There is a very real possibility The planet will warm an average of 3 degrees Celsius (5.4 degrees Fahrenheit) this century – and that could be disastrous.
In such a brutally hot world, scientists agree, deadly heat waves, massive wildfires and damaging downpours would come more often and hit harder than they do today. The sea will become too hot and too acidic, leading to the decline of fish and the end of coral reefs. In fact, a quarter or more of Earth’s species may become extinct under such conditions or go that way. Our coastlines are being reshaped, as sea levels rise foot after foot, century after century, sinking places like Market Street in Charleston, South Carolina, downtown Providence, Rhode Island, and the Space Center in Houston.
All this according to climate scientist Daniel Swain of the University of California, Los Angeles bad: “Bad for humans. Bad for ecosystems. Bad for the stability of the Earth systems we humans depend on for everything.
Experts cannot say exactly how likely this future is because it depends on what mankind does to mitigate the worsening climate crisis, especially in the coming decade.
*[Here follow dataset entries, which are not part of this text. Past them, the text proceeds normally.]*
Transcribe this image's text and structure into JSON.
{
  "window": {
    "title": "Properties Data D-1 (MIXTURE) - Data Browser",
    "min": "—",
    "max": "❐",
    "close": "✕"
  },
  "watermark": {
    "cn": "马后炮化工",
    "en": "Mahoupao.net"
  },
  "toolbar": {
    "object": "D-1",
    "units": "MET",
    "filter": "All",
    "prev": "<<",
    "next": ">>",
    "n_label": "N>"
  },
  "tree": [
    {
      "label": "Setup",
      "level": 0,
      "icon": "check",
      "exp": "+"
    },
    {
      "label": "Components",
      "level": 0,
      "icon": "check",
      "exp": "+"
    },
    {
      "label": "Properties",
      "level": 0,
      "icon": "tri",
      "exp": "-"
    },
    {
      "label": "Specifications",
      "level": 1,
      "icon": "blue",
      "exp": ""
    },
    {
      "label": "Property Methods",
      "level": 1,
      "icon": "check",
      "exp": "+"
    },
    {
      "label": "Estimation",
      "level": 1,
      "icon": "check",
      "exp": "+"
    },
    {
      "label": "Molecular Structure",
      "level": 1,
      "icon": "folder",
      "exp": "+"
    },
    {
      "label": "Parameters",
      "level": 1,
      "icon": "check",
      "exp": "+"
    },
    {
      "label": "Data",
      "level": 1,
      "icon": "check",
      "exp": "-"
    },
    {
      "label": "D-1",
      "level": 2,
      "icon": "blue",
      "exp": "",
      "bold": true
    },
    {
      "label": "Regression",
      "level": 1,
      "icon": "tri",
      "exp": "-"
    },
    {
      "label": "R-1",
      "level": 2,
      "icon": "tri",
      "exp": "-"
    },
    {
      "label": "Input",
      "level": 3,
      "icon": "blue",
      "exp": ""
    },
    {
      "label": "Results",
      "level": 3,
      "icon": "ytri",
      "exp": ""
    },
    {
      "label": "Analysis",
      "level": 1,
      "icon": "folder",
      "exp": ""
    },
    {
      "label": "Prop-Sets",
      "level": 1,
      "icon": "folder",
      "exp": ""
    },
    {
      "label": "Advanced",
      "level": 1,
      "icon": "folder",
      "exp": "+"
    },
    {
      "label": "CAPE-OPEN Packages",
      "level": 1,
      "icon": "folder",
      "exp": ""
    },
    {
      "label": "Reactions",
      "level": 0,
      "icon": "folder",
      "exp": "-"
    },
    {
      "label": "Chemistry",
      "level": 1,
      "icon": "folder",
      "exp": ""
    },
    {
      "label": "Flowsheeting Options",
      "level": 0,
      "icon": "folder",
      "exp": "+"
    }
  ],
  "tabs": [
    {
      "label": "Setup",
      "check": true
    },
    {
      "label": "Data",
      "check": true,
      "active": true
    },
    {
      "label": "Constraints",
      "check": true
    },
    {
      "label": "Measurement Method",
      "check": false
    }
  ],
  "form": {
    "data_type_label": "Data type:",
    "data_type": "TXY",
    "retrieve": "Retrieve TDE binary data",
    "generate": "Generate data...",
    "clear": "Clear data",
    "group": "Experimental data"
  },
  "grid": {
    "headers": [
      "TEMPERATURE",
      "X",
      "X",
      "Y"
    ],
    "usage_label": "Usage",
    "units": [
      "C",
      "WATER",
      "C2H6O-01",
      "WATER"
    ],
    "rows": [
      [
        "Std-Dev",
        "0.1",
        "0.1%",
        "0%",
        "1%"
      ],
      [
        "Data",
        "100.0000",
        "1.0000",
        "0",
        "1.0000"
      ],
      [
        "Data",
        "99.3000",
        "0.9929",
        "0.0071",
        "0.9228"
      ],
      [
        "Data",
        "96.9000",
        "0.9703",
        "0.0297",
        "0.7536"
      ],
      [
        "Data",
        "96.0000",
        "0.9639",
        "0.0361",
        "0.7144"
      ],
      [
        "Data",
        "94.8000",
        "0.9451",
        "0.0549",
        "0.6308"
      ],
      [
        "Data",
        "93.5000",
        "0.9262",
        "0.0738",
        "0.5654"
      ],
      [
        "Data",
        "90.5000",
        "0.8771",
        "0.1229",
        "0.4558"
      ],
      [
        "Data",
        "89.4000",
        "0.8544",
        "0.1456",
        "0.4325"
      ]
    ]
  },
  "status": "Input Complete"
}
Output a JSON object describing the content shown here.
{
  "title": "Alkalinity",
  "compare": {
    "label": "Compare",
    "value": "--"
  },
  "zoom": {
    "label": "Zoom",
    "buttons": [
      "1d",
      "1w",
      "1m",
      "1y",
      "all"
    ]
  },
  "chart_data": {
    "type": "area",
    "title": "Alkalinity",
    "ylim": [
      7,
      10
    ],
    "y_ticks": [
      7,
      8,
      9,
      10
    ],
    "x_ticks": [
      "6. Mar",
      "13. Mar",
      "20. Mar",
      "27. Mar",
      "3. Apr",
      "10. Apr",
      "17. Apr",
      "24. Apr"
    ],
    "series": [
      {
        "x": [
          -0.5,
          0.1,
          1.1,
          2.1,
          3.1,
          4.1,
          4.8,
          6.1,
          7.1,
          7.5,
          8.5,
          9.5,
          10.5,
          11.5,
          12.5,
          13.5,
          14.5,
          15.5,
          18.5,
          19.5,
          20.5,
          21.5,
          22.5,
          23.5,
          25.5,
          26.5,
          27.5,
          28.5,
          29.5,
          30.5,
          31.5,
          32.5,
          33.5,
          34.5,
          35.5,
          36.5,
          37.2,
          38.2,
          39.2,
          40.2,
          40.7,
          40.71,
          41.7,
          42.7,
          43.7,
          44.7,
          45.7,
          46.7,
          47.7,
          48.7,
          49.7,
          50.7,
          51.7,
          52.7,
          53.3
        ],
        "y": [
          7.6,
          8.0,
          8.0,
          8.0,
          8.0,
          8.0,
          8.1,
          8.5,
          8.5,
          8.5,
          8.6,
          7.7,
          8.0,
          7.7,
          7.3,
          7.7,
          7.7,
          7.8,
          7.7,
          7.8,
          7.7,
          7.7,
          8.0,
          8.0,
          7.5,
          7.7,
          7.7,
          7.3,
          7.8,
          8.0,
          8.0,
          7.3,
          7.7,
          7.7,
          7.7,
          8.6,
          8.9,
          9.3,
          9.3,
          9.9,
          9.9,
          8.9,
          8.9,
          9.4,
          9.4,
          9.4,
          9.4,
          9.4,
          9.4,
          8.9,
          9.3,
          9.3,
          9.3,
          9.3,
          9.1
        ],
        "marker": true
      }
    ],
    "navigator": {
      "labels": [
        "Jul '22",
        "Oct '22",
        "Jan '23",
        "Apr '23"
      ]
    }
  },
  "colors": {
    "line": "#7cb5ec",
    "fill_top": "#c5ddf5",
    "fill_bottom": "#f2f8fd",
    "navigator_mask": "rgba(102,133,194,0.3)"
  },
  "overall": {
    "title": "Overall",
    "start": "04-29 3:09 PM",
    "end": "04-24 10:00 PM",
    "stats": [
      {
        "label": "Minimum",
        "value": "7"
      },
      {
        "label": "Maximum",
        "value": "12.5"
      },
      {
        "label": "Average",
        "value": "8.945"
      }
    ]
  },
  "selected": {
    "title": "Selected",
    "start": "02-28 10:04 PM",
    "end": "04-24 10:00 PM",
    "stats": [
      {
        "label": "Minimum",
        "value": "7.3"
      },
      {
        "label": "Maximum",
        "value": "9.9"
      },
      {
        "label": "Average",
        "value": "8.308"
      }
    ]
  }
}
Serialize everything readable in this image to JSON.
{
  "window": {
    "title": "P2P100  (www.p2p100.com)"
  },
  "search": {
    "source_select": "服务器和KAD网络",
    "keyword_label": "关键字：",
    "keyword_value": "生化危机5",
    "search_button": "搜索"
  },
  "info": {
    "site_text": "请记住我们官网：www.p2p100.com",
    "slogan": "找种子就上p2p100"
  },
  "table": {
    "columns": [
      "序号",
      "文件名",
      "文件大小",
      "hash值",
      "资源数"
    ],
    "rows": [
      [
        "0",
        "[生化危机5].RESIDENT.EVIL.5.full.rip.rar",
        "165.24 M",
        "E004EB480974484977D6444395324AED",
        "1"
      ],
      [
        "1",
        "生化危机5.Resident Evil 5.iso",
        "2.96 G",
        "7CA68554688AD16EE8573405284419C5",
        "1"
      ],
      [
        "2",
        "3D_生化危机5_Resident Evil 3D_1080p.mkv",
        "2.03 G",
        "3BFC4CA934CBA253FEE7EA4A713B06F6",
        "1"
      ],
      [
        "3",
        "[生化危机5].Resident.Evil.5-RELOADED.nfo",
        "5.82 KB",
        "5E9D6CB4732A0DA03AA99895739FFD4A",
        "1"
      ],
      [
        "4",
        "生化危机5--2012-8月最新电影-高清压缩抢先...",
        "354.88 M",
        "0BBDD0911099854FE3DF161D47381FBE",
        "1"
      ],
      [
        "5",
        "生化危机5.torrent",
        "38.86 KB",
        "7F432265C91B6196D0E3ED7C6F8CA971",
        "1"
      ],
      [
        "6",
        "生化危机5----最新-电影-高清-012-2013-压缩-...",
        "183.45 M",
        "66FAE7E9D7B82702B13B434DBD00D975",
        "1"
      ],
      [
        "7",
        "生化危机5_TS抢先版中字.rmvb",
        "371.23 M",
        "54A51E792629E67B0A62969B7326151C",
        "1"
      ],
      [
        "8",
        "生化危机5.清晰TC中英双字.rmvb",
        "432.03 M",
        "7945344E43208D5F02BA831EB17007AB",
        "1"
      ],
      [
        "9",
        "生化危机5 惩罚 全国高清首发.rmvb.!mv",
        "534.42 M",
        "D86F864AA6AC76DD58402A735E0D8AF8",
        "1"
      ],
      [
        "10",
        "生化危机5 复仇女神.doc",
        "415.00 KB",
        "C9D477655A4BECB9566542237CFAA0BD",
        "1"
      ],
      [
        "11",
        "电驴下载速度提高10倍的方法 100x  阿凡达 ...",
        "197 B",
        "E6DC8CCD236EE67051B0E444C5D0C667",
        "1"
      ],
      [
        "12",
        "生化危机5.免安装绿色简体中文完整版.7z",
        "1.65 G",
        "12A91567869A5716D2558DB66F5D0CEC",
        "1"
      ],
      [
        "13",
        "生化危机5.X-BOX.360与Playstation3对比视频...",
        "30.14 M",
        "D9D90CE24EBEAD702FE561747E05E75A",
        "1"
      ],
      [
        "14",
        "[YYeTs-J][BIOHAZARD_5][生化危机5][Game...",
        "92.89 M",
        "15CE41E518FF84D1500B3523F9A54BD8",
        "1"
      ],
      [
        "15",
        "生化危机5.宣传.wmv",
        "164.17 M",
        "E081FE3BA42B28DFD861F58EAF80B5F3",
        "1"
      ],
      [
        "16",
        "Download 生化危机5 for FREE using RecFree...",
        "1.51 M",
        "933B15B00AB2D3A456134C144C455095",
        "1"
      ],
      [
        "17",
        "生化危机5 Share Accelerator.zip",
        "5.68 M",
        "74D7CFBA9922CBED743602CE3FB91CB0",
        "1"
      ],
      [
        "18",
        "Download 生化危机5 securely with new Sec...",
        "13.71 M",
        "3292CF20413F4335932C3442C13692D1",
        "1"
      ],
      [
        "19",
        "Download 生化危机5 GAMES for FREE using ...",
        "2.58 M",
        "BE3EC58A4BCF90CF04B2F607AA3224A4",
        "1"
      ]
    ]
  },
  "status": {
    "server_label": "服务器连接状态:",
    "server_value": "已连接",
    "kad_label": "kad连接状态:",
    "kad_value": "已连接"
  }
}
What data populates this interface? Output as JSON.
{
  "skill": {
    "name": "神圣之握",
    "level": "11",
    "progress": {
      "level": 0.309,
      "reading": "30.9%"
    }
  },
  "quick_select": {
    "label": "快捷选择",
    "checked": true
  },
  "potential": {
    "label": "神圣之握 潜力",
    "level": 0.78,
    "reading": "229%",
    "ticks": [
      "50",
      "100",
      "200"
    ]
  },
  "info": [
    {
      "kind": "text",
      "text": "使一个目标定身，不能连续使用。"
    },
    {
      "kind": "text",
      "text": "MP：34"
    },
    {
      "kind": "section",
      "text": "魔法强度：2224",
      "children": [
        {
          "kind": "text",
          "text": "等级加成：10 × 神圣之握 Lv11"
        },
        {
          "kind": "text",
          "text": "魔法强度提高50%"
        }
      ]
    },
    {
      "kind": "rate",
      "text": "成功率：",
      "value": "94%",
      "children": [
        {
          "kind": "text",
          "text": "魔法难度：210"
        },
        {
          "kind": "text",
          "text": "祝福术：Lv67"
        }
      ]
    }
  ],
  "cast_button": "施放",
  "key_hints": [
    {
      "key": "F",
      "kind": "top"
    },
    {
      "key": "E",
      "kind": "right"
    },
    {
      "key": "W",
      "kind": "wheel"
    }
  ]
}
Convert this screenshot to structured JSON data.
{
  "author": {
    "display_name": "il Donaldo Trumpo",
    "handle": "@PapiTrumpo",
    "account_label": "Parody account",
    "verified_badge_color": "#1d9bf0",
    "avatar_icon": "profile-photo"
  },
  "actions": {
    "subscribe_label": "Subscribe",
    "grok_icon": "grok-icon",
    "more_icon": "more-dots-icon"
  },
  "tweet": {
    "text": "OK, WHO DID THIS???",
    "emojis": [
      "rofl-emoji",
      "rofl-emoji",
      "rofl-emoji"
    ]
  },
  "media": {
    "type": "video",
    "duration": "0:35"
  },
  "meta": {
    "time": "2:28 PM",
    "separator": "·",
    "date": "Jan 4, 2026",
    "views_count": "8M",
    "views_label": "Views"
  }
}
But for world leaders gathering for the 26th United Nations Climate Change Conference (COP26) in Glasgow this weekend, this future may be inevitable unless they agree on more aggressive and immediate measures to limit greenhouse gas emissions.